While Muller has chops to burn and manifests a rare tonal clarity, you will never hear him deploy a note or a phrase needlessly. Here you have five master musicians speaking a common language and communicating at the highest level. Although each is a seasoned veteran and bursting with their own ideas, they harness those energies to the collective and the result is immensely satisfying. It must be hard for gifted musicians to set ego aside this way, but these five did just that.

While the album is the perfect example of Jazz as an elevated art form it is never for a moment remote or high brow. As with the 2015 album, the core Dog members shared compositional duties.

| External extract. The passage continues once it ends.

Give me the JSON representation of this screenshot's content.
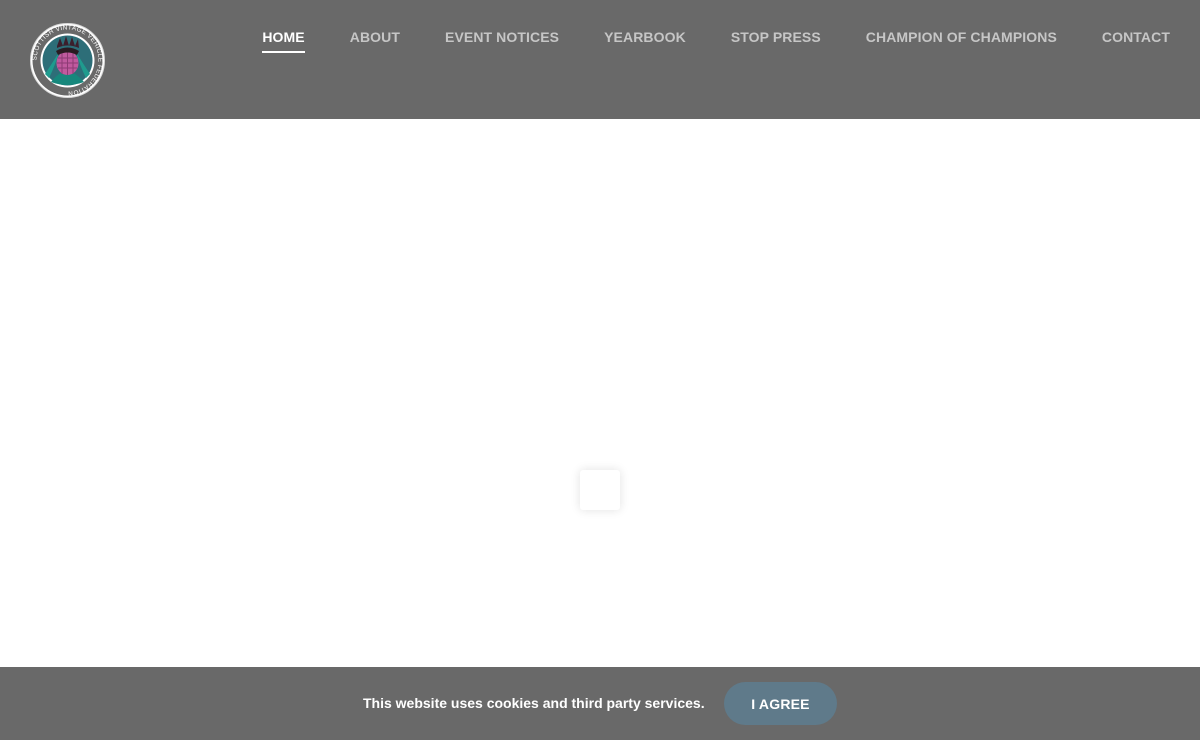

There are two tunes each from Manins, Field and Holland and three from Samsom. Their contributions are different stylistically but the tracks compliment. Place Manins, Field, Holland and Samsom in a studio and the potion immediately starts to bubble. Add a pinch of Muller and the magical alchemy is complete. When you are confronted with a great bunch of tunes like this and have to pick one it’s hard. In the end, I chose Manins ‘Schwiben Jam’ for its warm embracing groove. The album and particularly this track connects your ears directly to your heart.

The Album is released on Rattle and was recorded in Adelaide at the Wizard Tone Studios.  DOG: Kevin Field (piano and keys), Roger Manins (tenor saxophone), Olivier Holland (upright bass), Ron Samsom (drums) + James Muller (guitar).